━━━ Material shown
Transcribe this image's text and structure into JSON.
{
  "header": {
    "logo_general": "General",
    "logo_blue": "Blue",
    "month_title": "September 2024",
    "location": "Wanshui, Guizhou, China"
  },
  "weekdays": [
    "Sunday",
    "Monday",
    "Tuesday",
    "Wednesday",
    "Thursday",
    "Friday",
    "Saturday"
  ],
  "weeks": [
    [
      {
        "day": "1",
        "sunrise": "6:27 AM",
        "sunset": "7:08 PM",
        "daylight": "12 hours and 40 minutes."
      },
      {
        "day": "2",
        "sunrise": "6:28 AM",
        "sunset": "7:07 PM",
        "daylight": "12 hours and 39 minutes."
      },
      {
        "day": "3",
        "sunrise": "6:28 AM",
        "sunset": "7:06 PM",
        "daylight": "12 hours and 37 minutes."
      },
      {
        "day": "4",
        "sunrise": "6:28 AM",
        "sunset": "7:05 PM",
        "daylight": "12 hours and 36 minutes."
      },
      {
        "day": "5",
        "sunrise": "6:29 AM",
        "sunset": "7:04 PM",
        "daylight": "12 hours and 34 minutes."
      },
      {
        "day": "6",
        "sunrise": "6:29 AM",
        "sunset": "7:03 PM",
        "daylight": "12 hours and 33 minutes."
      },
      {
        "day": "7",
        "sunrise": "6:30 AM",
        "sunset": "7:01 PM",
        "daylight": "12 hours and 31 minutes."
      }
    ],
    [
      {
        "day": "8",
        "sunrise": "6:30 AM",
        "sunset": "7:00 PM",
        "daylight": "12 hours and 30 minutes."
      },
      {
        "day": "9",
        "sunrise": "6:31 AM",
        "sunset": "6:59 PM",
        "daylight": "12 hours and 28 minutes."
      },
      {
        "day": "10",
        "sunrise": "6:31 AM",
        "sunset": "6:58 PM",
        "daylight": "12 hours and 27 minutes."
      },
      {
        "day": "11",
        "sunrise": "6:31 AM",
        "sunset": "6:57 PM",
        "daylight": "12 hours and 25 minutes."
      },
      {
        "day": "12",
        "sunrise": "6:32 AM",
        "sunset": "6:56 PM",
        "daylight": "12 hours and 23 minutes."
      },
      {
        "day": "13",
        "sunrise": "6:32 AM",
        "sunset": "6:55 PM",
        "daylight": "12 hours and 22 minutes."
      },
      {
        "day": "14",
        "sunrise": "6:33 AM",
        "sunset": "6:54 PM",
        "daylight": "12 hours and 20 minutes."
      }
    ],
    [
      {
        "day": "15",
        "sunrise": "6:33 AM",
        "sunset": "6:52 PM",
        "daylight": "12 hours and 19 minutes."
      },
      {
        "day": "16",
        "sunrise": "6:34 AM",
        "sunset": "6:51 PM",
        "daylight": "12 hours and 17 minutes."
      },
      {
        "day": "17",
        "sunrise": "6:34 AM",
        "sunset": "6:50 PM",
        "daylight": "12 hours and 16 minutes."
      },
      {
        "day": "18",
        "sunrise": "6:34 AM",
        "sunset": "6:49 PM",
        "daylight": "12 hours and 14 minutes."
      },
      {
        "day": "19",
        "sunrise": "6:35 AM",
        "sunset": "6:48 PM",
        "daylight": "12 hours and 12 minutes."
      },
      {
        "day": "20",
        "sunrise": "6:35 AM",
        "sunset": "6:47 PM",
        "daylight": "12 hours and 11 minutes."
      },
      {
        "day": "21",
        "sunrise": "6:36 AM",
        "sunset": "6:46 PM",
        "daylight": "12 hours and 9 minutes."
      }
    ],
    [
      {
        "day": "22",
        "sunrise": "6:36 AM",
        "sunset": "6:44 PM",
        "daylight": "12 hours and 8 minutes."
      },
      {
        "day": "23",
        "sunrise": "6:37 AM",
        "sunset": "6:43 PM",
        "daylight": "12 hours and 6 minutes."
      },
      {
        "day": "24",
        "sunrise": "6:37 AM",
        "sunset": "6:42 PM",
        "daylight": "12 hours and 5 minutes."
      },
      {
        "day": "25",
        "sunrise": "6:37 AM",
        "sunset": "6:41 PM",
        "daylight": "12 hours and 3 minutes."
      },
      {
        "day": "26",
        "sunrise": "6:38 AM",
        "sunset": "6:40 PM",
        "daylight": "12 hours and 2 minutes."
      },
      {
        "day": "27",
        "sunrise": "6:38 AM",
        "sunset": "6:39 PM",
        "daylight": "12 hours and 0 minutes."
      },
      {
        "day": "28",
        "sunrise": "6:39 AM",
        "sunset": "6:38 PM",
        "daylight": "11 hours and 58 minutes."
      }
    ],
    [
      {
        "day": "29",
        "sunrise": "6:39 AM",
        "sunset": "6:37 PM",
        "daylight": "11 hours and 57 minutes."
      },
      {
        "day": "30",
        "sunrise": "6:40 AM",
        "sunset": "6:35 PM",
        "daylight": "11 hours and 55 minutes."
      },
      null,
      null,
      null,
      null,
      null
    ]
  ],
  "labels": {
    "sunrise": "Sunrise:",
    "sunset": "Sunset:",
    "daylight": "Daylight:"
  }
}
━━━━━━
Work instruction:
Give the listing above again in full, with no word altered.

Solution to the exercise:
Transcribe this image's text and structure into JSON.
{
  "header": {
    "logo_general": "General",
    "logo_blue": "Blue",
    "month_title": "September 2024",
    "location": "Wanshui, Guizhou, China"
  },
  "weekdays": [
    "Sunday",
    "Monday",
    "Tuesday",
    "Wednesday",
    "Thursday",
    "Friday",
    "Saturday"
  ],
  "weeks": [
    [
      {
        "day": "1",
        "sunrise": "6:27 AM",
        "sunset": "7:08 PM",
        "daylight": "12 hours and 40 minutes."
      },
      {
        "day": "2",
        "sunrise": "6:28 AM",
        "sunset": "7:07 PM",
        "daylight": "12 hours and 39 minutes."
      },
      {
        "day": "3",
        "sunrise": "6:28 AM",
        "sunset": "7:06 PM",
        "daylight": "12 hours and 37 minutes."
      },
      {
        "day": "4",
        "sunrise": "6:28 AM",
        "sunset": "7:05 PM",
        "daylight": "12 hours and 36 minutes."
      },
      {
        "day": "5",
        "sunrise": "6:29 AM",
        "sunset": "7:04 PM",
        "daylight": "12 hours and 34 minutes."
      },
      {
        "day": "6",
        "sunrise": "6:29 AM",
        "sunset": "7:03 PM",
        "daylight": "12 hours and 33 minutes."
      },
      {
        "day": "7",
        "sunrise": "6:30 AM",
        "sunset": "7:01 PM",
        "daylight": "12 hours and 31 minutes."
      }
    ],
    [
      {
        "day": "8",
        "sunrise": "6:30 AM",
        "sunset": "7:00 PM",
        "daylight": "12 hours and 30 minutes."
      },
      {
        "day": "9",
        "sunrise": "6:31 AM",
        "sunset": "6:59 PM",
        "daylight": "12 hours and 28 minutes."
      },
      {
        "day": "10",
        "sunrise": "6:31 AM",
        "sunset": "6:58 PM",
        "daylight": "12 hours and 27 minutes."
      },
      {
        "day": "11",
        "sunrise": "6:31 AM",
        "sunset": "6:57 PM",
        "daylight": "12 hours and 25 minutes."
      },
      {
        "day": "12",
        "sunrise": "6:32 AM",
        "sunset": "6:56 PM",
        "daylight": "12 hours and 23 minutes."
      },
      {
        "day": "13",
        "sunrise": "6:32 AM",
        "sunset": "6:55 PM",
        "daylight": "12 hours and 22 minutes."
      },
      {
        "day": "14",
        "sunrise": "6:33 AM",
        "sunset": "6:54 PM",
        "daylight": "12 hours and 20 minutes."
      }
    ],
    [
      {
        "day": "15",
        "sunrise": "6:33 AM",
        "sunset": "6:52 PM",
        "daylight": "12 hours and 19 minutes."
      },
      {
        "day": "16",
        "sunrise": "6:34 AM",
        "sunset": "6:51 PM",
        "daylight": "12 hours and 17 minutes."
      },
      {
        "day": "17",
        "sunrise": "6:34 AM",
        "sunset": "6:50 PM",
        "daylight": "12 hours and 16 minutes."
      },
      {
        "day": "18",
        "sunrise": "6:34 AM",
        "sunset": "6:49 PM",
        "daylight": "12 hours and 14 minutes."
      },
      {
        "day": "19",
        "sunrise": "6:35 AM",
        "sunset": "6:48 PM",
        "daylight": "12 hours and 12 minutes."
      },
      {
        "day": "20",
        "sunrise": "6:35 AM",
        "sunset": "6:47 PM",
        "daylight": "12 hours and 11 minutes."
      },
      {
        "day": "21",
        "sunrise": "6:36 AM",
        "sunset": "6:46 PM",
        "daylight": "12 hours and 9 minutes."
      }
    ],
    [
      {
        "day": "22",
        "sunrise": "6:36 AM",
        "sunset": "6:44 PM",
        "daylight": "12 hours and 8 minutes."
      },
      {
        "day": "23",
        "sunrise": "6:37 AM",
        "sunset": "6:43 PM",
        "daylight": "12 hours and 6 minutes."
      },
      {
        "day": "24",
        "sunrise": "6:37 AM",
        "sunset": "6:42 PM",
        "daylight": "12 hours and 5 minutes."
      },
      {
        "day": "25",
        "sunrise": "6:37 AM",
        "sunset": "6:41 PM",
        "daylight": "12 hours and 3 minutes."
      },
      {
        "day": "26",
        "sunrise": "6:38 AM",
        "sunset": "6:40 PM",
        "daylight": "12 hours and 2 minutes."
      },
      {
        "day": "27",
        "sunrise": "6:38 AM",
        "sunset": "6:39 PM",
        "daylight": "12 hours and 0 minutes."
      },
      {
        "day": "28",
        "sunrise": "6:39 AM",
        "sunset": "6:38 PM",
        "daylight": "11 hours and 58 minutes."
      }
    ],
    [
      {
        "day": "29",
        "sunrise": "6:39 AM",
        "sunset": "6:37 PM",
        "daylight": "11 hours and 57 minutes."
      },
      {
        "day": "30",
        "sunrise": "6:40 AM",
        "sunset": "6:35 PM",
        "daylight": "11 hours and 55 minutes."
      },
      null,
      null,
      null,
      null,
      null
    ]
  ],
  "labels": {
    "sunrise": "Sunrise:",
    "sunset": "Sunset:",
    "daylight": "Daylight:"
  }
}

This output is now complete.